April is National Poetry Month, established by the Academy of American Poets in 1996 to keep the love of poetry alive. In the April 15 New York Times magazine the poet laureate of the United States, Tracy K. Smith, says poetry can be a “rehumanizing force” and that she’s “interested in the way our voices sound when we dip below the decibel level of politics.”
“You want a poem to unsettle something,” Smith attests. “There’s a deep and interesting kind of troubling that poems do, which is to say: ‘This is what you think you’re certain of, and I’m going to show you how that’s not enough. There’s something more that might be even more rewarding if you’re willing to let go of what you already know.'”

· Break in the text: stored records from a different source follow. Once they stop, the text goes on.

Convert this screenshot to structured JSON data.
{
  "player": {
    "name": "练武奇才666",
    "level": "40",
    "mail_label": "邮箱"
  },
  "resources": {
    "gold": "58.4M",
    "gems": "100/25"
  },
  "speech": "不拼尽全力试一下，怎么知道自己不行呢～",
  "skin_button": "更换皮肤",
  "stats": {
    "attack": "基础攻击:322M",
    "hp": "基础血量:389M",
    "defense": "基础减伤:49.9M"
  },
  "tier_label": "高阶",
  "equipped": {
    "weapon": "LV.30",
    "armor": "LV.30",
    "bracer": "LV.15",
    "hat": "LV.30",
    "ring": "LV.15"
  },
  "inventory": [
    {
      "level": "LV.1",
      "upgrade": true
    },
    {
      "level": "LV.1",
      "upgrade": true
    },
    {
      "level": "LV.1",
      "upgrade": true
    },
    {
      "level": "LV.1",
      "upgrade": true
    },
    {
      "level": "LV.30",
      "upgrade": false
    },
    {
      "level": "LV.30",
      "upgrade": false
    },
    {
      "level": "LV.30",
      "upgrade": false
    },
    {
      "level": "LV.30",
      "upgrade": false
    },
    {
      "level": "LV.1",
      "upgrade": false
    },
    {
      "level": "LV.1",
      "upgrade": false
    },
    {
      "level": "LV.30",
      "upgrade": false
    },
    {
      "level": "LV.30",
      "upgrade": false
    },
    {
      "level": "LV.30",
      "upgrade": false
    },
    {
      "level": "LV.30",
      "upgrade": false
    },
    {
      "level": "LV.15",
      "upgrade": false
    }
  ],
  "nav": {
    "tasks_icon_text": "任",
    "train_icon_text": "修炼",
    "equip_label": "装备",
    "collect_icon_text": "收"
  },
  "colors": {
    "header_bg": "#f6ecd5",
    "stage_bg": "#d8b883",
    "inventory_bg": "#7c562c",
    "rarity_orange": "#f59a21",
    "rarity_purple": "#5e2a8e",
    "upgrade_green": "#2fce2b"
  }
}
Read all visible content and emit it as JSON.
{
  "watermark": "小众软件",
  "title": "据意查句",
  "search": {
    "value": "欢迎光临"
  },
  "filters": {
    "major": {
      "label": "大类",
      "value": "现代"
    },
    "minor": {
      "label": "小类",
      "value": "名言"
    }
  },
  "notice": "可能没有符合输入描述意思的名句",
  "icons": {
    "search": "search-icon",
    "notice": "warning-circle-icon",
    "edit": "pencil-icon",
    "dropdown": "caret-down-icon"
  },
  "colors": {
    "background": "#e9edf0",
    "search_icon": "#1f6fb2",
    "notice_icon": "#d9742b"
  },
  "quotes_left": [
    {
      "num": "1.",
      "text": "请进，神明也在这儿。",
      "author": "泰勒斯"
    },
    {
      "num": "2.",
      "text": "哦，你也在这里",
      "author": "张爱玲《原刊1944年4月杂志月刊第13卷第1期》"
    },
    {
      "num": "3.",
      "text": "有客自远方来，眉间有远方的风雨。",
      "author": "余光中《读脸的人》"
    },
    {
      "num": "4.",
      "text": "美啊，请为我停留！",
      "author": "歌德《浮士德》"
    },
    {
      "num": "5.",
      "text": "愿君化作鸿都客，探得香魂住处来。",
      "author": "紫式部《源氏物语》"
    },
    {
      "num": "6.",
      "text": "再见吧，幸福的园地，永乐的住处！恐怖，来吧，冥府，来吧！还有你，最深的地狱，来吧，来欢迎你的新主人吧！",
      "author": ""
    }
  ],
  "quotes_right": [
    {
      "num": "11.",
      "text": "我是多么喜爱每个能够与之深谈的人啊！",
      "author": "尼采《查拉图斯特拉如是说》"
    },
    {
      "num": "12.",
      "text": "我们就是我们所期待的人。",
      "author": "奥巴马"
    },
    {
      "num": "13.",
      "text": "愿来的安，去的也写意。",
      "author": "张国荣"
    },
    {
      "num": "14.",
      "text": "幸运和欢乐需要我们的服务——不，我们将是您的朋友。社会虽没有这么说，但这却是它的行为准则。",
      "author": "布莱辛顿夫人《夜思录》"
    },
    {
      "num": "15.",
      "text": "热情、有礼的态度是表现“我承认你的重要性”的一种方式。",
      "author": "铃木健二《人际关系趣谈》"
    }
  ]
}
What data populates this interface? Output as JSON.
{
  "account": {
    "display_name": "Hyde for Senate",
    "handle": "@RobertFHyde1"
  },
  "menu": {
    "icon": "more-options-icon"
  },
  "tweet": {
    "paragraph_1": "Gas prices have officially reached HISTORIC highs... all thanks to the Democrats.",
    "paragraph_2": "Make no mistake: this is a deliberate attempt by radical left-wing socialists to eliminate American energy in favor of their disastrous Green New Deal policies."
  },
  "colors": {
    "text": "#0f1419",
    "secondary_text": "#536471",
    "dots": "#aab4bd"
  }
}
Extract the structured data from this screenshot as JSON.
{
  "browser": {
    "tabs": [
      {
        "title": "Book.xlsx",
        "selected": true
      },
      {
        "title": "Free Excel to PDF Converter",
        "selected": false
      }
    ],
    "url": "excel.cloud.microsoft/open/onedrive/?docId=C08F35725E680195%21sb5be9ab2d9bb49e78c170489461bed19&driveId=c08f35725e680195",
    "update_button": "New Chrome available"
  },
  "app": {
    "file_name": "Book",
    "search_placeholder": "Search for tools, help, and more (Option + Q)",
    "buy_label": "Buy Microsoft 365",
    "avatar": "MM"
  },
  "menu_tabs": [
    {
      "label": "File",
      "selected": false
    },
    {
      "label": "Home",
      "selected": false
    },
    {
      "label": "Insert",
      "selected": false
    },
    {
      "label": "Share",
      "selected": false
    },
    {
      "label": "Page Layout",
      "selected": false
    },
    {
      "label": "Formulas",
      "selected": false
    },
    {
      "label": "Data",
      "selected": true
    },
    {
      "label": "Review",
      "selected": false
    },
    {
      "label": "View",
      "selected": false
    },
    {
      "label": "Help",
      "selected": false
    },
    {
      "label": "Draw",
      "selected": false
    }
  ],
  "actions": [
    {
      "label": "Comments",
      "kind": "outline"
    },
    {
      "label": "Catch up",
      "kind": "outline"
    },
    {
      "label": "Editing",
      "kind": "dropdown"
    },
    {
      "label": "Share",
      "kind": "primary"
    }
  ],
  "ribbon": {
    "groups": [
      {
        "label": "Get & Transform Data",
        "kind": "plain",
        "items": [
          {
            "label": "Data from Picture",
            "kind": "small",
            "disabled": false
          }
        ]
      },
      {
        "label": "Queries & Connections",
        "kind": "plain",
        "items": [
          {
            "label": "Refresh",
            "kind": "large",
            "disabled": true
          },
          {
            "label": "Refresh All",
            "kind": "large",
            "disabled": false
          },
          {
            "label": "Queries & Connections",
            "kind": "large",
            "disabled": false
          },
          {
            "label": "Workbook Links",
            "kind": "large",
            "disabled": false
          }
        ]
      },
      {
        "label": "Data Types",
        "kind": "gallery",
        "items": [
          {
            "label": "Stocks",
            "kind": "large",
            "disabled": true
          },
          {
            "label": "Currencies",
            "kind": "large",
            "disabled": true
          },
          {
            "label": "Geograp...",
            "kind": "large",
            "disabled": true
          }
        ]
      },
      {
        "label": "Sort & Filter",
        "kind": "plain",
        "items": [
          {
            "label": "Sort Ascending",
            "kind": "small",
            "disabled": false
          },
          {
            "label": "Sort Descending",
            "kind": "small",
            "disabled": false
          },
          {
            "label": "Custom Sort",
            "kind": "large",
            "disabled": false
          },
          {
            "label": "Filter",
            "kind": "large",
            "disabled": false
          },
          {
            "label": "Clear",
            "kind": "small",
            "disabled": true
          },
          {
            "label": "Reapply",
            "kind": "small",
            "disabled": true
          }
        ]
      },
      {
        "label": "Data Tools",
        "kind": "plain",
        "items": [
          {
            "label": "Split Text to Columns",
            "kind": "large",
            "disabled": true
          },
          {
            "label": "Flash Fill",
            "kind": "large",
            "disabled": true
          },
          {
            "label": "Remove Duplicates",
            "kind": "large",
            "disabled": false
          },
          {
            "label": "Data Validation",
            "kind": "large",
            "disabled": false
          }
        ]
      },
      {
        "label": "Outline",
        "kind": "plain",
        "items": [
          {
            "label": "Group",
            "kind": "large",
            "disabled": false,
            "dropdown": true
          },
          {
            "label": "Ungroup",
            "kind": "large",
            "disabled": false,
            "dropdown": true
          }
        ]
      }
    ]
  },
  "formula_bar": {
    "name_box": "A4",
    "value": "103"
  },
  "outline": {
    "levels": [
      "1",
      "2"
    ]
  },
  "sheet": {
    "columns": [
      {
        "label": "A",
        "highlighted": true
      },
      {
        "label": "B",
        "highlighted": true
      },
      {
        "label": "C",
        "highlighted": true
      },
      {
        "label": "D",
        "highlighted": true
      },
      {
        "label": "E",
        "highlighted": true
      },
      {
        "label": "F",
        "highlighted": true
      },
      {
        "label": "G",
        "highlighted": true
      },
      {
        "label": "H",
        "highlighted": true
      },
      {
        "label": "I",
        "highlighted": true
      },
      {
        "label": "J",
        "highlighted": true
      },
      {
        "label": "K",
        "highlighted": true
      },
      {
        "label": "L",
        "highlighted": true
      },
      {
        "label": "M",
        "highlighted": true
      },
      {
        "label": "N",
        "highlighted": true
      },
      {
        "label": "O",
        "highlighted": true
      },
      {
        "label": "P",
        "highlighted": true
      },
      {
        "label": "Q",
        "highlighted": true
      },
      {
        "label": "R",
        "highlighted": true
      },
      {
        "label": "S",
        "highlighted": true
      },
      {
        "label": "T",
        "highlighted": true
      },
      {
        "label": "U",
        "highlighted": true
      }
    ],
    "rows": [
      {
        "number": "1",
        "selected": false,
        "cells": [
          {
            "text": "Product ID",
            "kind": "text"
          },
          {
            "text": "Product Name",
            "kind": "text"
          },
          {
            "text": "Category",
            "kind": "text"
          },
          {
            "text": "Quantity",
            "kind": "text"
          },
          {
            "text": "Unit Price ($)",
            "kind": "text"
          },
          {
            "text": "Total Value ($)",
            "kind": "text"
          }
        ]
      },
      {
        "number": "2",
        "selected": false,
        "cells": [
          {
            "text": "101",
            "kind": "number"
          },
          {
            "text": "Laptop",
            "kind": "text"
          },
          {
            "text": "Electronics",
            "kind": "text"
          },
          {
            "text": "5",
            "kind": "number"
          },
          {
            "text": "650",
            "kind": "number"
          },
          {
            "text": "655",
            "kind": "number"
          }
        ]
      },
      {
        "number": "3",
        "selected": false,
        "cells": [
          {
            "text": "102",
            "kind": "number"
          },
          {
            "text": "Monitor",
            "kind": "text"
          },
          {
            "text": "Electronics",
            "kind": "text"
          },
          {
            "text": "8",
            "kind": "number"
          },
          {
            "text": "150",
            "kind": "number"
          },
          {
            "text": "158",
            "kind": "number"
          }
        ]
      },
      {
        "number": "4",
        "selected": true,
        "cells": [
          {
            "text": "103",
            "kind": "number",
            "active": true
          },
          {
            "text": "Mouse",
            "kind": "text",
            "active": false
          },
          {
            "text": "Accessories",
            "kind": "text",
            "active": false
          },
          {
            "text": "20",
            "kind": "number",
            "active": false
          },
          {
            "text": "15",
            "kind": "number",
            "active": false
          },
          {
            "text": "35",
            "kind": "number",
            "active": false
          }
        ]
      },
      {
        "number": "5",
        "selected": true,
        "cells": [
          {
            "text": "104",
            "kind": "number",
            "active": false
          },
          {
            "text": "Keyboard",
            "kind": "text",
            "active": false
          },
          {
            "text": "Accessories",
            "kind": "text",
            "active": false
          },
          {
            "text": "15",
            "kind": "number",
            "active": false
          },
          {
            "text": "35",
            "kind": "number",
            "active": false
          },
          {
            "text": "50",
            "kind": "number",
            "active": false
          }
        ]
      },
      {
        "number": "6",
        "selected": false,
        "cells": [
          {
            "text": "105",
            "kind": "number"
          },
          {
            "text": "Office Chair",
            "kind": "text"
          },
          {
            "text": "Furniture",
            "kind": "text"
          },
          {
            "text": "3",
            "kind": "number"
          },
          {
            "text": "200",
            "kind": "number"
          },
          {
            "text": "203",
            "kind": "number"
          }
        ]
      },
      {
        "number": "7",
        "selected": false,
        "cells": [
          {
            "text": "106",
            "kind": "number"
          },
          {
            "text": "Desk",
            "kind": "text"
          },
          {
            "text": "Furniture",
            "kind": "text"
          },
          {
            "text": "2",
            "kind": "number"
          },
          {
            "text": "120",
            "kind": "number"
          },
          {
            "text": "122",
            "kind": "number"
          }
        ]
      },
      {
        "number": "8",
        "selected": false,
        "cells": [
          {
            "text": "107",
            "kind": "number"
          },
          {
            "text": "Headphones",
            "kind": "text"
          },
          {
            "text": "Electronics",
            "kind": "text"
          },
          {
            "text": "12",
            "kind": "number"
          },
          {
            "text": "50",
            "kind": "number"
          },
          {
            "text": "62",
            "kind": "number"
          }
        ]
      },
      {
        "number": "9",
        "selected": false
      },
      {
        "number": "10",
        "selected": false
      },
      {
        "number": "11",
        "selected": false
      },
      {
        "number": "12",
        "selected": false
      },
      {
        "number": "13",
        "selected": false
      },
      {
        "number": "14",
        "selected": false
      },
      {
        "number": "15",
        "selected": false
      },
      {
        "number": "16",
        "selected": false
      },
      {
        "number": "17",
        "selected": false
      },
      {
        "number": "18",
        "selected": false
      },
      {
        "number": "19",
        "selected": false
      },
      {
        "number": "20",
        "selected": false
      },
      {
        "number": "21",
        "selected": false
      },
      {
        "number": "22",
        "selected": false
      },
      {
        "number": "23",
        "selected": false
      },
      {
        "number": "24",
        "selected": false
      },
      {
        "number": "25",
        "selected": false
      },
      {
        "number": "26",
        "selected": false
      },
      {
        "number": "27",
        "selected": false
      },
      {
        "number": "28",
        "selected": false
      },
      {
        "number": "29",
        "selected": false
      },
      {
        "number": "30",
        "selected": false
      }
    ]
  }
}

This week we dip below the decibel level with poems by Krista Cox, DeMaris Gaunt, and Cynthia d’Este.
More Noble Truths
To begin, I Google “suffering
and acceptance” and visit Buddha
dot net. Only four truths
are noble—the how and why
of pain and its escape. Once,
when I couldn’t love a man, I threw
a bouquet of razorblades to
unmarry myself from that special
sting, the buzzing guts, a frantic
jerk of the steering wheel. The barbs
caught in my skin, of course, as all Lords
have predicted. They would tell me,
Cup what cuts you in your tentative
hands. You must love it. You must love every
fucking thing. This is why We gave
you senses. How noble, how true! How
burdensome: hollow myself into a home
for every vicious zealot. I hold
all these enemies closer than my hands
and welcome their whirling
supposedly without judgment. Supposedly
without whirling. I Google “selflessness
and isolation.” I detach. I detach.
The Rules Now
There’s a difference
between what offends you
and what affects you,
we’re told. There’s a black
swastika on a blue-
gray transformer next to
the downtown park where I’ve seen
children who are too young
to feign color-
blindness playing less than
a football field away
from where a man’s smile
told me he knew
he would not
Lunch With My Parents
We greet with hugs
and kisses and smiles
even though it’s only been a week
since we dined together
at another restaurant
in another part of town.
I dress for the occasion
in something like church clothes
because that’s what you do
when your parents are rich—
and they want to make sure
everyone knows who’s in control.
And you mustn’t forget
how much I love them—
though they’re on another team
who wants to build a wall
between abundance and need.
They struggle to understand
the equality of my love for others
while I remind them of a world
that doesn’t exist on Fox News.
Funny how well we get along
since we agree on nothing
except for the excellence
of the julep, the berry salad
and the turkey club
made divine by the avocados
which entered the country legally
and without the scrutiny
my father gives the bill
when it arrives on the silver tray.
I’ll offer to pay my fair share
but my mother will refuse
and wrap her right wing tightly
around me as if she still believes
that angels are keeping track
of all her good deeds—
which are always sincere,
even if they are limited to
a world so small she believes
it can still contain me.
A POEM TAKES THREE DAYS
A poem takes three days.
One day to snatch a piece of news
from the passing hem of a muse.
One day to pin its worth
to a page and trim it.
And one day to sit
and simply watch it
burn its groove.
Sooner than three days’
work is not enough.
It won’t ring true.
The other fifty years
lived and writ before
the three days?